Back in November, Songs of Praise refreshed it’s format in a bid to keep itself on the air and better represent Christianity in the UK today. There was a lot of noise about the changes back then and even more noise this month.

When this new SoP started, I was thrilled by the expanded range of topics and diverse churches, but slightly worried. Nine months, and one front-page splash later, now seems like the right time to answer my own question – has it become The One Show with added hymns?

Here’s some of the features they’ve had on the new SoP so far:

  • Michael Ball performing The Climb, that teeny-bop ballad from Hannah Montana: The Movie
  • Louis from GBBO baking epiphany bread
  • An entire episode dedicated to the FA cup Final
  • David Grant riding a tandem with the Bishop of Ramsbury
  • Katherine Welby-Roberts, daughter of the Archbishop of Canterbury, discussing mental health
  • The personal story of a transgender Christian playwright
  • Carrie Fischer (her-who-played-Maria) learning about UK gospel music
  • The annual School Choir of the Year competition

This week’s much-hyped episode provided the perfect mix. It was parochial, as they went through the keyhole and examined door knockers at Shakespeare’s church in Stratford. It was spiritual, as Matt Redman discussed what it means to be a ‘successful’ worship leader. And it was challenging. One migrant said to Sally Magnusson in Calais: ‘If it’s not right to go to the UK illegally, what are we supposed to do?’ Perhaps the answer for the viewer came in the hymn that followed:

Father, hear the prayer we offer:
not for ease that prayer shall be,
but for strength, that we may ever
live our lives courageously.

Songs of Praise is not The One Show with added hymns. It feels like it when door knockers and Michael Ball pop-up on screen. But only Songs of Praise is bold enough to report from Calais, alongside the genteel and glorious spiritual and sacred music that remains at its heart. Take the show for what it is – a mix of music and features, rather than a great act of worship – and you’ll enjoy it.

I am proud of a show that celebrates my faith through diversity, encouragement and compassion. That’s why I tune in every Sunday, not because it’s the spiritual highlight of my week.

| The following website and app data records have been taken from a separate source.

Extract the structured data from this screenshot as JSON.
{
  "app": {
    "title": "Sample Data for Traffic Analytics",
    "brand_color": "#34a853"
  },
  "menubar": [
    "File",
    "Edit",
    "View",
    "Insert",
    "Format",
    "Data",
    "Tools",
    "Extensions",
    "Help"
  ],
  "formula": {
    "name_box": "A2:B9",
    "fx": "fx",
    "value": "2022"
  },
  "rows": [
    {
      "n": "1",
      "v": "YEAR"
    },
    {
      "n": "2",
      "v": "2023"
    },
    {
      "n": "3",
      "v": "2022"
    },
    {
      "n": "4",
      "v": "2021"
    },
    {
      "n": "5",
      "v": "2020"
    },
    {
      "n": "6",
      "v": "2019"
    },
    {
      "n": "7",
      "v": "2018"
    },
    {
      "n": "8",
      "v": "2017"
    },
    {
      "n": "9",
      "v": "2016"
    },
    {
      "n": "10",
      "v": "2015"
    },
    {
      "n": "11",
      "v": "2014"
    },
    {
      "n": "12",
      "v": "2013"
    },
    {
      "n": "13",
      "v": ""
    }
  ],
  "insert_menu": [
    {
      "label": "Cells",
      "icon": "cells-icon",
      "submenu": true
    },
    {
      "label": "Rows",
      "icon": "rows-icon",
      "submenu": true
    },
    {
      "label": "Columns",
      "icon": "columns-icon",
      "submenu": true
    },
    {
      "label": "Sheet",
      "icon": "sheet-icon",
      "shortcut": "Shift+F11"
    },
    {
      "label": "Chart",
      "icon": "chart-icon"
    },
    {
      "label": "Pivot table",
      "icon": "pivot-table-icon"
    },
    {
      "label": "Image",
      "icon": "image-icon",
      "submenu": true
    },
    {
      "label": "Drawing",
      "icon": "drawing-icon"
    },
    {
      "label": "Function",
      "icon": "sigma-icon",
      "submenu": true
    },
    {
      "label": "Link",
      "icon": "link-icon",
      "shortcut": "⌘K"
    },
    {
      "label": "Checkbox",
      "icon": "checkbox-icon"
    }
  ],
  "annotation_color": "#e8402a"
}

I hope many who watched for the first time stay with Songs of Praise and join the viewers’ chorus, proclaiming: ‘We are Christians. We care about the world, everyone, including them.’